Aneurysms and Carotid Artery Block in Newborns
This study will determine the risk of brain aneurysm (abnormal outpouching of a brain artery) in young adults who had their carotid artery tied off as an infant as part of the extracorporeal membrane oxygenation (ECMO) procedure. This procedure is sometimes performed on newborns with lung problems so that they can have oxygen brought to their blood outside the body. ECMO operates similar to a heart-lung machine. Blood drained from the veins has the carbon dioxide removed and oxygen added. The oxygenated blood is then returned to the body through the arteries.
People 18 to 25 years of age who underwent ECMO as an infant at the Children's National Medical Center in Washington, D.C., may be eligible for this study.
Participants undergo the following procedures:
- Medical history and physical and neurological examinations.
- Magnetic resonance imaging (MRI) of the head and neck. MRI uses a strong magnetic field and radio waves to obtain images of body organs and tissues. The subject lies in the scanner (a metal cylinder surrounded by a magnetic field) for about 90 minutes, lying still for up to 15 minutes at a time.
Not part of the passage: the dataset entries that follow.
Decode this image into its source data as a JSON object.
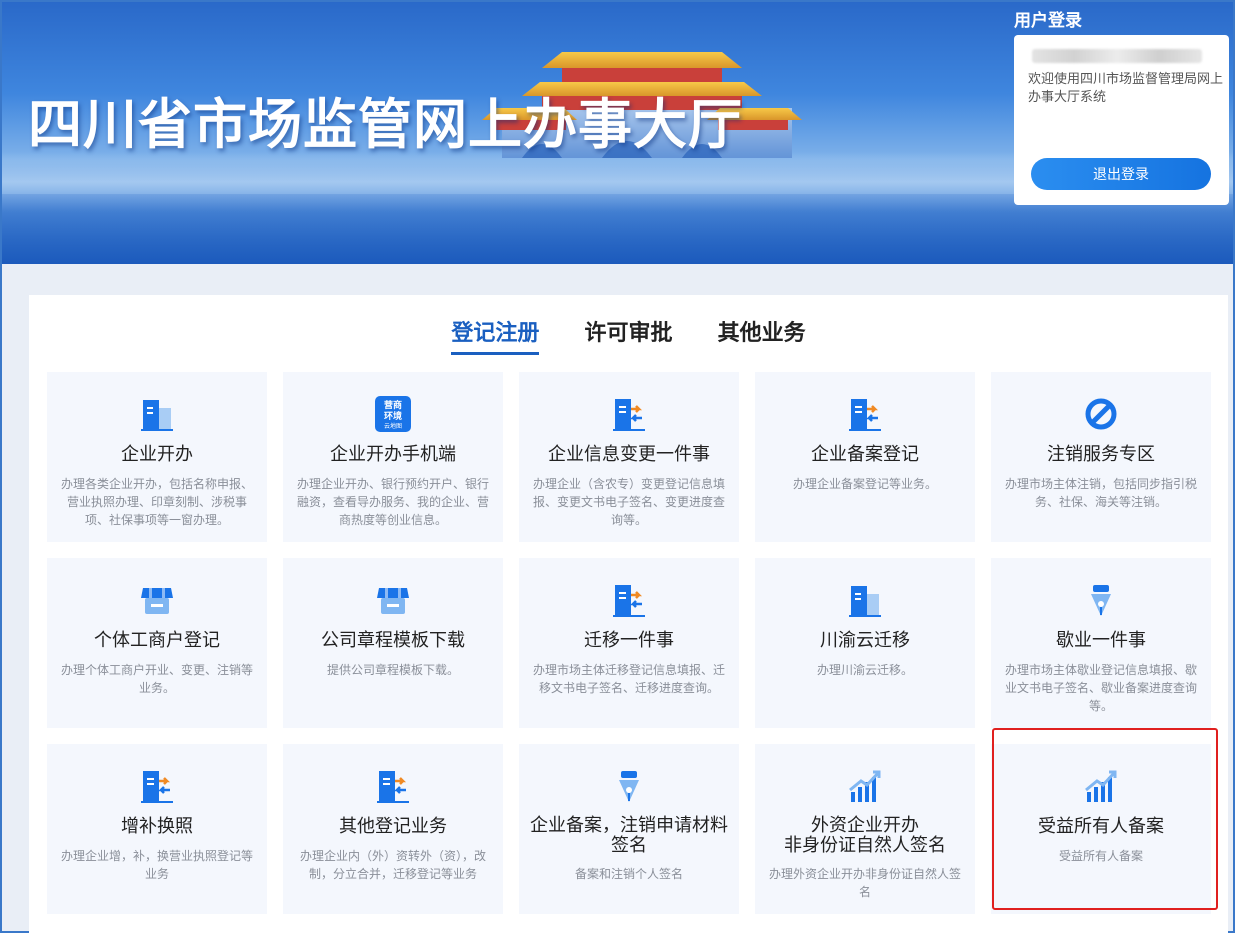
{
  "banner": {
    "title": "四川省市场监管网上办事大厅"
  },
  "login": {
    "title": "用户登录",
    "welcome": "欢迎使用四川市场监督管理局网上办事大厅系统",
    "logout_label": "退出登录"
  },
  "tabs": [
    {
      "label": "登记注册",
      "active": true
    },
    {
      "label": "许可审批",
      "active": false
    },
    {
      "label": "其他业务",
      "active": false
    }
  ],
  "cards": [
    {
      "icon": "building-icon",
      "title": "企业开办",
      "desc": "办理各类企业开办，包括名称申报、营业执照办理、印章刻制、涉税事项、社保事项等一窗办理。"
    },
    {
      "icon": "business-environment-icon",
      "icon_text_1": "营商",
      "icon_text_2": "环境",
      "icon_text_3": "云地图",
      "title": "企业开办手机端",
      "desc": "办理企业开办、银行预约开户、银行融资，查看导办服务、我的企业、营商热度等创业信息。"
    },
    {
      "icon": "transfer-doc-icon",
      "title": "企业信息变更一件事",
      "desc": "办理企业（含农专）变更登记信息填报、变更文书电子签名、变更进度查询等。"
    },
    {
      "icon": "transfer-doc-icon",
      "title": "企业备案登记",
      "desc": "办理企业备案登记等业务。"
    },
    {
      "icon": "prohibit-icon",
      "title": "注销服务专区",
      "desc": "办理市场主体注销，包括同步指引税务、社保、海关等注销。"
    },
    {
      "icon": "storefront-icon",
      "title": "个体工商户登记",
      "desc": "办理个体工商户开业、变更、注销等业务。"
    },
    {
      "icon": "storefront-icon",
      "title": "公司章程模板下载",
      "desc": "提供公司章程模板下载。"
    },
    {
      "icon": "transfer-doc-icon",
      "title": "迁移一件事",
      "desc": "办理市场主体迁移登记信息填报、迁移文书电子签名、迁移进度查询。"
    },
    {
      "icon": "building-icon",
      "title": "川渝云迁移",
      "desc": "办理川渝云迁移。"
    },
    {
      "icon": "pen-nib-icon",
      "title": "歇业一件事",
      "desc": "办理市场主体歇业登记信息填报、歇业文书电子签名、歇业备案进度查询等。"
    },
    {
      "icon": "transfer-doc-icon",
      "title": "增补换照",
      "desc": "办理企业增，补，换营业执照登记等业务"
    },
    {
      "icon": "transfer-doc-icon",
      "title": "其他登记业务",
      "desc": "办理企业内（外）资转外（资），改制，分立合并，迁移登记等业务"
    },
    {
      "icon": "pen-nib-icon",
      "title": "企业备案，注销申请材料签名",
      "desc": "备案和注销个人签名"
    },
    {
      "icon": "growth-chart-icon",
      "title": "外资企业开办\n非身份证自然人签名",
      "desc": "办理外资企业开办非身份证自然人签名"
    },
    {
      "icon": "growth-chart-icon",
      "title": "受益所有人备案",
      "desc": "受益所有人备案"
    }
  ]
}
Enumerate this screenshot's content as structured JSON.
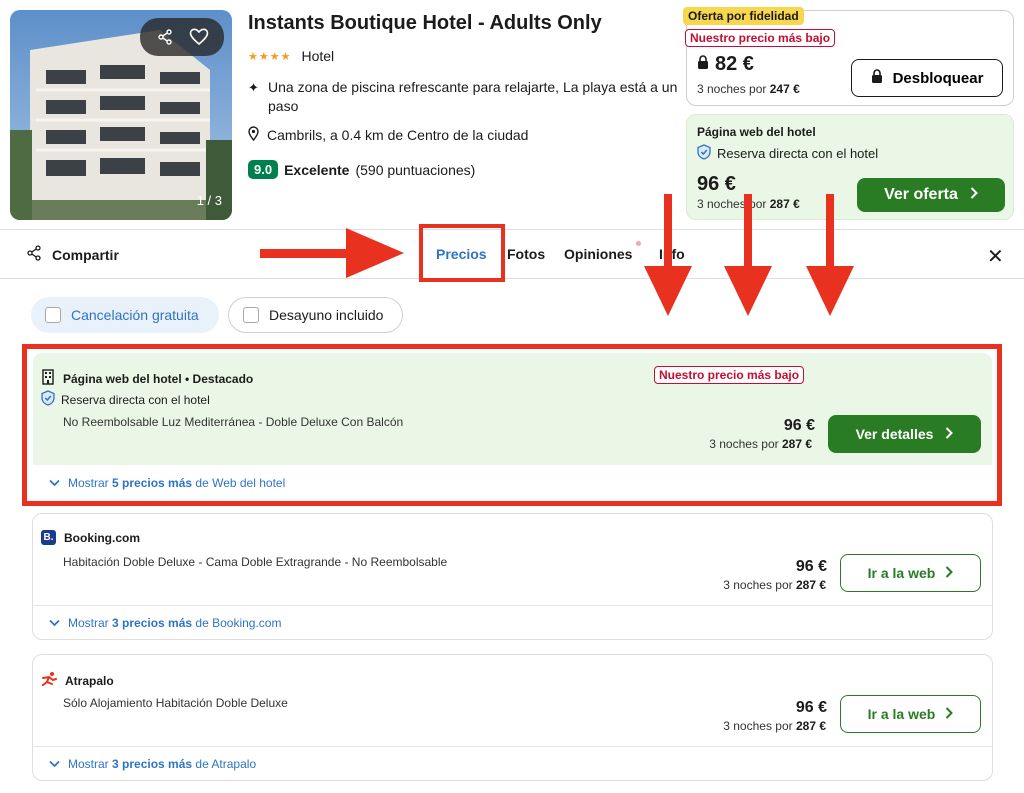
{
  "hotel": {
    "name": "Instants Boutique Hotel - Adults Only",
    "stars": "★★★★",
    "type": "Hotel",
    "feature": "Una zona de piscina refrescante para relajarte, La playa está a un paso",
    "location": "Cambrils, a 0.4 km de Centro de la ciudad",
    "rating_score": "9.0",
    "rating_word": "Excelente",
    "rating_count": "(590 puntuaciones)",
    "photo_counter": "1 / 3"
  },
  "loyalty_offer": {
    "badge": "Oferta por fidelidad",
    "lowest_badge": "Nuestro precio más bajo",
    "price": "82 €",
    "nights_text": "3 noches por",
    "total": "247 €",
    "button": "Desbloquear"
  },
  "hotel_offer": {
    "label": "Página web del hotel",
    "direct": "Reserva directa con el hotel",
    "price": "96 €",
    "nights_text": "3 noches por",
    "total": "287 €",
    "button": "Ver oferta"
  },
  "tabs": {
    "share": "Compartir",
    "items": [
      "Precios",
      "Fotos",
      "Opiniones",
      "Info"
    ]
  },
  "filters": [
    "Cancelación gratuita",
    "Desayuno incluido"
  ],
  "offers": [
    {
      "provider": "Página web del hotel • Destacado",
      "direct": "Reserva directa con el hotel",
      "badge": "Nuestro precio más bajo",
      "room": "No Reembolsable Luz Mediterránea - Doble Deluxe Con Balcón",
      "price": "96 €",
      "nights_text": "3 noches por",
      "total": "287 €",
      "button": "Ver detalles",
      "more_prefix": "Mostrar",
      "more_count": "5 precios más",
      "more_suffix": "de Web del hotel"
    },
    {
      "provider": "Booking.com",
      "logo": "B.",
      "room": "Habitación Doble Deluxe - Cama Doble Extragrande - No Reembolsable",
      "price": "96 €",
      "nights_text": "3 noches por",
      "total": "287 €",
      "button": "Ir a la web",
      "more_prefix": "Mostrar",
      "more_count": "3 precios más",
      "more_suffix": "de Booking.com"
    },
    {
      "provider": "Atrapalo",
      "room": "Sólo Alojamiento Habitación Doble Deluxe",
      "price": "96 €",
      "nights_text": "3 noches por",
      "total": "287 €",
      "button": "Ir a la web",
      "more_prefix": "Mostrar",
      "more_count": "3 precios más",
      "more_suffix": "de Atrapalo"
    }
  ],
  "icons": {
    "share": "share-icon",
    "heart": "heart-icon",
    "sparkle": "sparkle-icon",
    "pin": "map-pin-icon",
    "lock": "lock-icon",
    "shield": "shield-check-icon",
    "chevron": "chevron-right-icon",
    "close": "close-icon"
  },
  "colors": {
    "accent_blue": "#2e74c4",
    "cta_green": "#2a7c24",
    "highlight_red": "#e8311f",
    "badge_red": "#c40d34",
    "loyalty_yellow": "#f8d64e",
    "offer_bg": "#ebf7e6"
  }
}
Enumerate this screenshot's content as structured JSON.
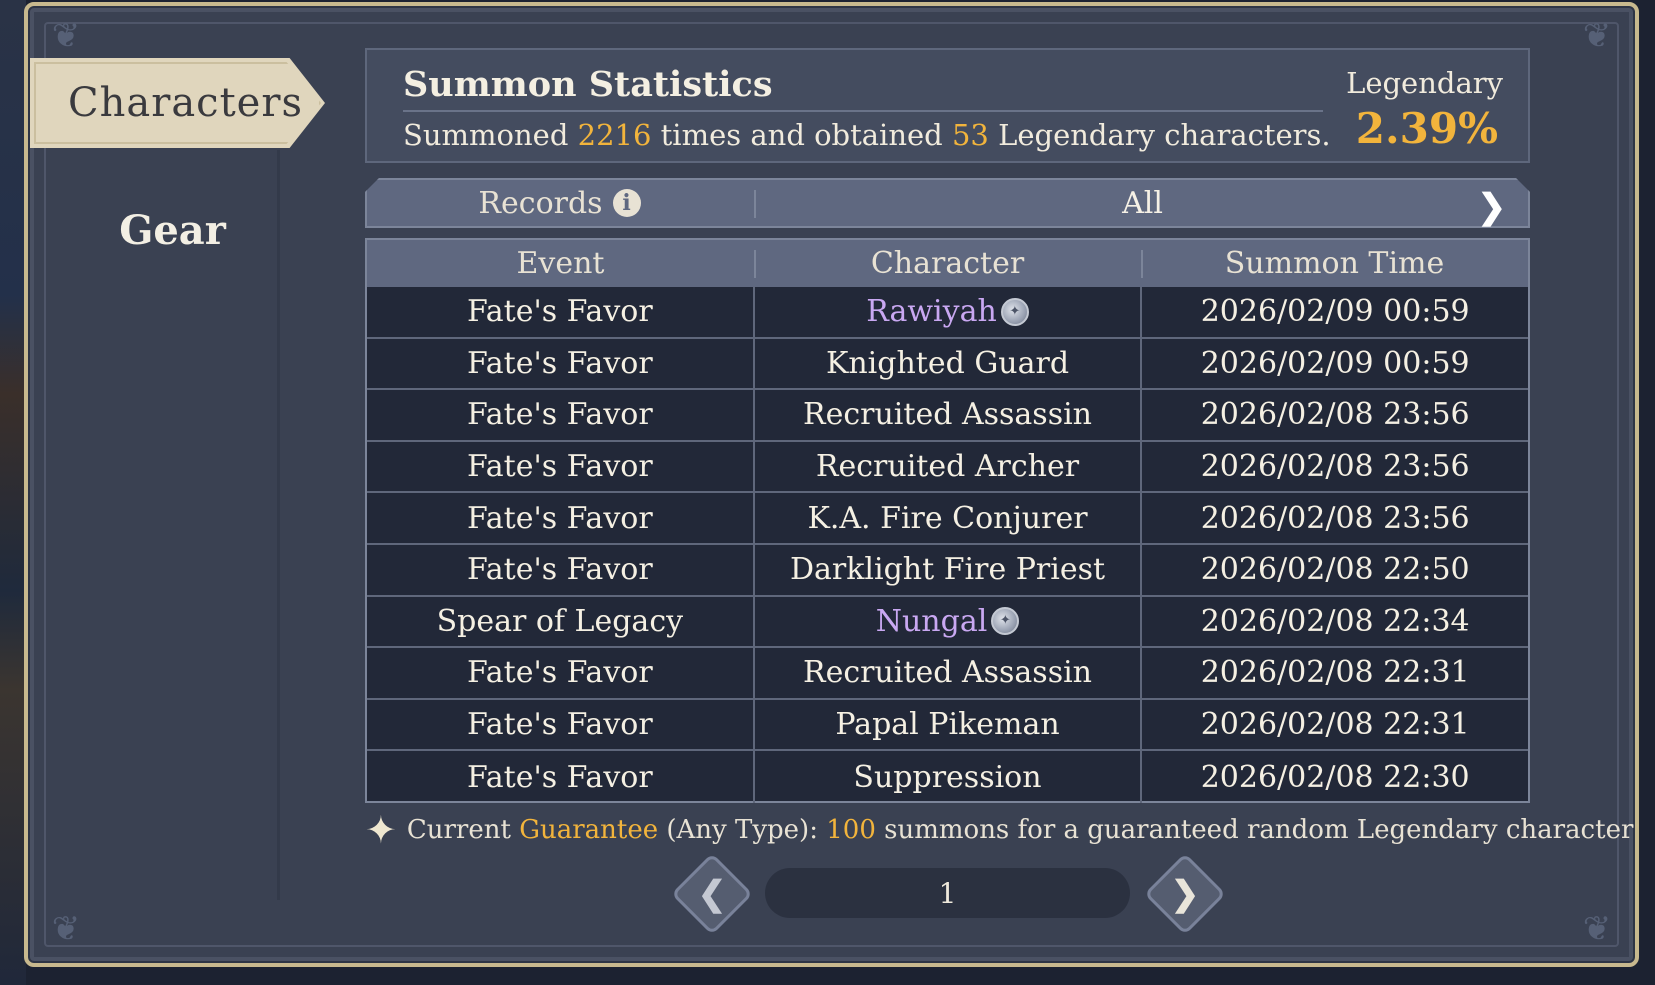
{
  "sidebar": {
    "tabs": [
      {
        "label": "Characters",
        "active": true
      },
      {
        "label": "Gear",
        "active": false
      }
    ]
  },
  "stats": {
    "title": "Summon Statistics",
    "line_prefix": "Summoned ",
    "summon_count": "2216",
    "line_middle": " times and obtained ",
    "legendary_count": "53",
    "line_suffix": " Legendary characters.",
    "legendary_label": "Legendary",
    "legendary_rate": "2.39%"
  },
  "filter": {
    "records_label": "Records",
    "info_icon": "info-icon",
    "selected": "All",
    "next_icon": "chevron-right-icon"
  },
  "table": {
    "headers": [
      "Event",
      "Character",
      "Summon Time"
    ],
    "rows": [
      {
        "event": "Fate's Favor",
        "character": "Rawiyah",
        "legendary": true,
        "time": "2026/02/09 00:59"
      },
      {
        "event": "Fate's Favor",
        "character": "Knighted Guard",
        "legendary": false,
        "time": "2026/02/09 00:59"
      },
      {
        "event": "Fate's Favor",
        "character": "Recruited Assassin",
        "legendary": false,
        "time": "2026/02/08 23:56"
      },
      {
        "event": "Fate's Favor",
        "character": "Recruited Archer",
        "legendary": false,
        "time": "2026/02/08 23:56"
      },
      {
        "event": "Fate's Favor",
        "character": "K.A. Fire Conjurer",
        "legendary": false,
        "time": "2026/02/08 23:56"
      },
      {
        "event": "Fate's Favor",
        "character": "Darklight Fire Priest",
        "legendary": false,
        "time": "2026/02/08 22:50"
      },
      {
        "event": "Spear of Legacy",
        "character": "Nungal",
        "legendary": true,
        "time": "2026/02/08 22:34"
      },
      {
        "event": "Fate's Favor",
        "character": "Recruited Assassin",
        "legendary": false,
        "time": "2026/02/08 22:31"
      },
      {
        "event": "Fate's Favor",
        "character": "Papal Pikeman",
        "legendary": false,
        "time": "2026/02/08 22:31"
      },
      {
        "event": "Fate's Favor",
        "character": "Suppression",
        "legendary": false,
        "time": "2026/02/08 22:30"
      }
    ]
  },
  "guarantee": {
    "prefix": "Current ",
    "highlight": "Guarantee",
    "middle": " (Any Type): ",
    "count": "100",
    "suffix": " summons for a guaranteed random Legendary character"
  },
  "pagination": {
    "current_page": "1",
    "prev_icon": "chevron-left-icon",
    "next_icon": "chevron-right-icon"
  },
  "colors": {
    "gold": "#f2b43c",
    "legendary_name": "#c9a8f2",
    "panel": "#3a4152",
    "header": "#5f6880"
  }
}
During part of the procedure, a contrast dye is injected into a vein through a catheter (thin plastic tube) to enhance the images.
|Study Design:||Time Perspective: Retrospective|
|Official Title:||Assessment of Cerebral Circulation and Perfusion in Adults After Neonatal Carotid Occlusion|
|Study Start Date:||March 2008|
|Estimated Study Completion Date:||April 2010|
To assess whether the hemodynamic stress of long-term common carotid artery occlusion can lead to cerebral aneurysm formation in young adults.
100 adults 18-25 years of age who underwent common carotid artery (CCA) occlusion as a neonate as part of the extracorporeal membrane oxygenation (ECMO) procedure performed in the setting of pulmonary insufficiency.
Patients who underwent CCA occlusion as a neonate for ECMO at Children's National Medical Center will be identified and contacted. The study will be explained and informed consent will be obtained. Subjects will undergo outpatient evaluation to include history and physical, magnetic resonance angiography and magnetic resonance imaging of the head.
- Cerebrovascular anatomic anomalies such as cerebral aneurysms and persistent fetal circulation pathways, etc.
- Cerebral perfusion asymmetry on MRI.
- Cerebral parenchymal abnormalities such as stroke.
|United States, Maryland|
|National Institutes of Health Clinical Center, 9000 Rockville Pike|
|Bethesda, Maryland, United States, 20892|